Conditions treated with massage:

  • Tight and contracted tendons
  • Ligaments and muscle injuries
  • Chronic inflammatory conditions
  • Scar tissue and edema
  • Post-surgery or trauma (recovery)

Cryotherapy (application of cold over an injured or healing area of the body):

  • Used during the first phase of inflammation that lasts 48 – 72 hours after an injury
  • Can also be used at any time after 72 hours when animal become suddenly lame after an exercise or exaggerated movement
  • Decreases the speed of nerve conduction, thereby decreasing pain perception
  • Decreases inflammation, and causes constriction of blood and lymph vessels followed by a rebound dilation of the vessels allowing increased blood flow through the injured area
  • When used immediately after surgery or an injury, cryotherapy decreases bleeding at the tissue surface and deep within the tissue
  • Reduces muscle spasms
  • Decreases formation and accumulation of edema (swelling due to excess fluid in tissues)

Heat therapy (application of superficial heat over an injured or healing area of the body):

  • Should not be used earlier than 72 hours post-surgery or post-injury
  • Recommended in many sub-acute or chronic conditions to reduce pain and inflammation and to increase blood flow.
  • Causes dilation of blood vessels, increases blood flow and increases lymphatic and venous drainage
  • Decreases pain
  • Increases beneficial enzyme activity (increase in metabolism which speeds healing)
  • Increases muscle relaxation and stretching capability
  • Increases elasticity of fibrous tissues and helps in stretching of shortened tissues like joint capsule
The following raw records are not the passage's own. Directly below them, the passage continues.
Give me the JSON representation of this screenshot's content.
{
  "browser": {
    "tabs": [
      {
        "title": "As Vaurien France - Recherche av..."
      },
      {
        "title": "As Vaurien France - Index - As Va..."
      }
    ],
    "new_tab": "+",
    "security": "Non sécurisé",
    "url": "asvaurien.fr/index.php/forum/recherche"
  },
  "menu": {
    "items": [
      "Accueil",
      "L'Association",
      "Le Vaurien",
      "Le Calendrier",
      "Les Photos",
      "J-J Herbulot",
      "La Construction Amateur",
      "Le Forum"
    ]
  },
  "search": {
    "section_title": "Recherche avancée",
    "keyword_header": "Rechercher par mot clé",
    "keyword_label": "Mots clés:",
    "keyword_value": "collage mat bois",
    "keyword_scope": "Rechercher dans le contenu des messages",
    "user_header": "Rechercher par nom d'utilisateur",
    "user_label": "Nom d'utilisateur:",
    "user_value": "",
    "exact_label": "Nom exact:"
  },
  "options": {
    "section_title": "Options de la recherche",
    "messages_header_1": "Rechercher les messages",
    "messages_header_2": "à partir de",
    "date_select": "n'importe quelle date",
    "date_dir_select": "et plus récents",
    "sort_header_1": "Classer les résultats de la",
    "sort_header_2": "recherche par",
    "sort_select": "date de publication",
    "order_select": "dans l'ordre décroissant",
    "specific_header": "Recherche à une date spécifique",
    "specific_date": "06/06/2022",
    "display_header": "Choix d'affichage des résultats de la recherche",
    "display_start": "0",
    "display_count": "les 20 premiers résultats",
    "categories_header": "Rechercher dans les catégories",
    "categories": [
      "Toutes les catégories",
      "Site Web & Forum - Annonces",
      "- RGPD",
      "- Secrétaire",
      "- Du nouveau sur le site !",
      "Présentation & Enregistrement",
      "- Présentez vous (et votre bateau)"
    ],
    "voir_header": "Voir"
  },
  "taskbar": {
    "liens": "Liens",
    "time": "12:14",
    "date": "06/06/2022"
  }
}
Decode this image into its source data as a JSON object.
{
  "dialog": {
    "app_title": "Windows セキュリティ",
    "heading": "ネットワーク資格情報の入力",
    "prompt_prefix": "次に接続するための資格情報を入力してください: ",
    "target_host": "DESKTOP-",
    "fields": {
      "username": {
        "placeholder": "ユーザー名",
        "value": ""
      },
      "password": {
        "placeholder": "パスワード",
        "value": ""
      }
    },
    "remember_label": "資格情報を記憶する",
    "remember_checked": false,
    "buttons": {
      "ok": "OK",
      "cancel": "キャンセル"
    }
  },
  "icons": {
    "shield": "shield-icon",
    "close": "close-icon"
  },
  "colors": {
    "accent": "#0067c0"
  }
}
At Animal Surgical Clinic of Seattle, our underwater treadmill is designed specifically for veterinary use and uses water to support your pet’s weight while walking. It provides the ability to strengthen the patient’s muscles in an environment of little to no pressure on the joints, due to the buoyancy of the water.

Benefits of hydrotherapy on the underwater treadmill:

  • Decreases recovery time after surgery
  • Improves arthritis through low impact exercise
  • Improves cardiovascular fitness
  • Assists with weight loss
  • When used with warm water (85-90 degrees), it also increases flexibility, mobility, and contractility of the muscles, tendons and ligaments.

Swimming where the paws are not touching a surface is considered less specific and does not provide as much joint extension and range of motion as the underwater treadmill.  In addition, the variables (speed, resistance, and depth) can be controlled in an underwater treadmill, allowing for a consistently progressive therapy plan.

The treadmill can be used in the very early stages of re-learning proper movement; the higher the water level, the more of your pet’s weight is supported.  Filling up the water to the shoulder joint level will decrease the dog’s effective weight to only 38%. We frequently observe that a dog that will not use one of its limbs on land will use the the limb in the water.  As strength and correct movement improves, the water level is lowered as the dog is able to bear more of its own weight.

The water resistance on the limbs as the dog walks in the water causes him/her to work harder to move. This hard work will build up muscles and endurance without causing any joint pain.  When the patient walks on the underwater treadmill, they tend to move their limbs using an exaggerated range of motion, providing additional therapeutic benefits.